There was a criminal tax evasion case, US v Harris, about twin sisters being kept as mistresses and the money and gifts they got from their sugar daddy. The sisters won on appeal under Duberstien. Of course, the payments didn't come from family members and the contention was that the money and stuff was for other 'services' not hush money.

Of course, it could also be considered a gift to Ensign. It doesn't have to be paid directly in cash to him for it to be a gift.

Posted by: TTC | Jul 13, 2009 8:53:15 PM

How about substance over form?

Posted by: Shag from Brookline | Jul 11, 2009 2:52:07 AM

Isn't there a case in the Bankman Shaviro casebook about payments to a mistress? Would payments to your son's mistress be in a similar category? I'm betting this will show up on at least one exam this year.

Posted by: mike livingston | Jul 10, 2009 2:07:50 PM

I wonder about the family's characterization of these payments as gifts, which, if they were really gifts, permit the recipients to receive them tax free. The Duberstein test for gift, as I recall it, requires detached and disinterested generosity. Ensign's lawyer in announcing the payments did a spin to make the payments fit that defintion. But, it seems to me that the facts may not be consistent with gift characterization and that the recipients might indeed be taxable on the payments. And, what is the potential exposure of the payors and their advisors for some type of criminal tax prosecution from the mischaracterization -- perhaps the defraud / Klein conspiracy or tax obstruction or even tax evasion (not just the taxpayers can be tried for evasion they facilitate?

Posted by: Jack Townsend | Jul 10, 2009 1:40:18 PM

Or did tax law (i.e., the possibility of receiving as much as $12,000 tax free from any one "gifter" for any one "giftee") cause John Ensign's mistress to help him cheat on his wife?

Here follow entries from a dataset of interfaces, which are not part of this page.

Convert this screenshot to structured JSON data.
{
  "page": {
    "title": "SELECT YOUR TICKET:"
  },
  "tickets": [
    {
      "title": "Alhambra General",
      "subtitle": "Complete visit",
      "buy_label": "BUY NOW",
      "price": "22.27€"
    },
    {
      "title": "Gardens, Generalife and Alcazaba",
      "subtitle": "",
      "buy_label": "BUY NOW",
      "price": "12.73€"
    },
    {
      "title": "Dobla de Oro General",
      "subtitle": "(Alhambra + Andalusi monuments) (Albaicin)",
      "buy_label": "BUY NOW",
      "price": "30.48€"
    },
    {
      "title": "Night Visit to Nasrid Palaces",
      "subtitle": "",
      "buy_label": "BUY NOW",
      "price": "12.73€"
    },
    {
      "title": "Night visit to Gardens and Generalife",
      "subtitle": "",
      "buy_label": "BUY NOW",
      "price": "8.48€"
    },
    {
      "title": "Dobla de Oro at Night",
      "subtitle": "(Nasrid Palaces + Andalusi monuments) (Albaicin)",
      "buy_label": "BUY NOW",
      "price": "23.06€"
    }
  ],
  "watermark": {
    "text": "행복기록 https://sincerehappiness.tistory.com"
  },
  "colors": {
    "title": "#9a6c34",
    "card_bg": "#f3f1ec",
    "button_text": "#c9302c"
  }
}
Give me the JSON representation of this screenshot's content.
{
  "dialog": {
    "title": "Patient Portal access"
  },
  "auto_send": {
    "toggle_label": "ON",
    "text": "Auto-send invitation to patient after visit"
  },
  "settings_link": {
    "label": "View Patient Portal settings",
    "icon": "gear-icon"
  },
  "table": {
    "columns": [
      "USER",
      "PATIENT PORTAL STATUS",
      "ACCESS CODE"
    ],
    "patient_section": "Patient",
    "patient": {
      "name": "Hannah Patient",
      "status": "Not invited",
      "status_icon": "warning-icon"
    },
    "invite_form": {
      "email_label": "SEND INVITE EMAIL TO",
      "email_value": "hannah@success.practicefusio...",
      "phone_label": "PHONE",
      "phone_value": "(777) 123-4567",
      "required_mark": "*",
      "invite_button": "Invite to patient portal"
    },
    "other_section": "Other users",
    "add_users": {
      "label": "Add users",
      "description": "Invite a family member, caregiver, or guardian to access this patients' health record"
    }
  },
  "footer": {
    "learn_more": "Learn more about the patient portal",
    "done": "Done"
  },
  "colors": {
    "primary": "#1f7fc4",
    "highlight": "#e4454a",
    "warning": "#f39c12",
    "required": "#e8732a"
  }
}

Posted by: Linda | Jul 10, 2009 1:03:20 PM

After reading the various blog posts on tax law's supposed role in the metro crash, I am waiting for a tax commentator to posit:

Did tax law cause John Ensign to cheat on his wife?

Posted by: andy | Jul 10, 2009 12:33:28 PM